Under IRC §6324(b), the gift tax lien comes into existence upon the making of a gift by a donor, if the donor is, in fact, liable for a tax in respect to such gift, or any other in the same taxable year. The gift tax lien, like the estate tax lien, arises automatically, and requires no action by the Service. Unless the donor files a gift tax return, there is no statute of limitations on the gift and the Service may examine the gift at any time.

The gift tax lien attaches only to the property that is the subject of the gift. It does not attach to any of the donor’s property. It may attach to the other property of the recipient of the gift in a manner similar to the way an estate tax lien may attach to other property of a decedent’s distributees or transferees. This is because the recipient is made personally liable for any gift tax incurred by the donor on a gift, made during the calendar year, to the extent of the value of the property received if the tax is not paid when due.

A separate assessment against the donee is not required to make the gift tax lien enforceable against the donee’s property.
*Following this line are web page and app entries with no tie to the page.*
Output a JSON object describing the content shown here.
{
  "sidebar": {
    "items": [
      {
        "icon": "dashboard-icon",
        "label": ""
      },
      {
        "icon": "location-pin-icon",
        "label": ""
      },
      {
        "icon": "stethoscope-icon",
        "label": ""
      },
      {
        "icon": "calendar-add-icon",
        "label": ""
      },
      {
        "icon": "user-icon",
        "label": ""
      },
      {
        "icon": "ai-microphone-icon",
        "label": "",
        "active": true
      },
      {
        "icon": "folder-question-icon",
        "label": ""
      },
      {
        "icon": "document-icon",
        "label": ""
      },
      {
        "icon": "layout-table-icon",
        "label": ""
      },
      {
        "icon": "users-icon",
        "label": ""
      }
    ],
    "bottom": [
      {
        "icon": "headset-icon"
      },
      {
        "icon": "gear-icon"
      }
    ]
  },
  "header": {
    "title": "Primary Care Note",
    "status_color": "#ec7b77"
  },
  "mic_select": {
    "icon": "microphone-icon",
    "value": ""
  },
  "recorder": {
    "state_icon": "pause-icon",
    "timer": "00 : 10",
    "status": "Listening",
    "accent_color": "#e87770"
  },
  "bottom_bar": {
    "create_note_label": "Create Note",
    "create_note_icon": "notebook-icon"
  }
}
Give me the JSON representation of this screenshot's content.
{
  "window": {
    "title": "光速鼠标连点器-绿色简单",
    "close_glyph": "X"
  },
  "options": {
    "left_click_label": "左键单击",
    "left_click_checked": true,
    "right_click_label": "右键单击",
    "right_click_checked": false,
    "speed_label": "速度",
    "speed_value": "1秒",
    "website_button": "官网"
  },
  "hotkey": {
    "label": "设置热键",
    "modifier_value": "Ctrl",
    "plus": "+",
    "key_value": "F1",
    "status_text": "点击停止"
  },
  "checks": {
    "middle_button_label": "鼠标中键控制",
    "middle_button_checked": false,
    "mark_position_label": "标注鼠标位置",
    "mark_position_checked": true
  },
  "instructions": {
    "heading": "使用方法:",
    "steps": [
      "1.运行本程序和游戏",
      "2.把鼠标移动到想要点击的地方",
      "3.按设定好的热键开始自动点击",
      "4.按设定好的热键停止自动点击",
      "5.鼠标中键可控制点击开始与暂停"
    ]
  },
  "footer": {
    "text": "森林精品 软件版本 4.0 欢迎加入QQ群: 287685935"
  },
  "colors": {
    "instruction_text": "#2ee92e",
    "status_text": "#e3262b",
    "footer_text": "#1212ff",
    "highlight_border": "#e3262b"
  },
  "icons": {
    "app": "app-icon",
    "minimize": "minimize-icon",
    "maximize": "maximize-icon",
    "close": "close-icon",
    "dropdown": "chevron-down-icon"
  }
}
Any part of the property which was the subject of the gift that is transferred by the recipient to a purchaser or holder of a security interest will be divested of the lien and, to the extent of the value of such transfer, the lien will attach to the property of the donee, including after-acquired property.

Property that comprises the gift or a portion of the gift in issue, which is transferred by the recipient to a purchaser or holder of a security interest is divested of the lien. Likewise the recipient’s own property to which the lien shifts is in turn divested of the lien if it is transferred to a purchaser or holder of a security interest. The exceptions for superpriorities applicable to estate tax liens also apply to gift tax liens.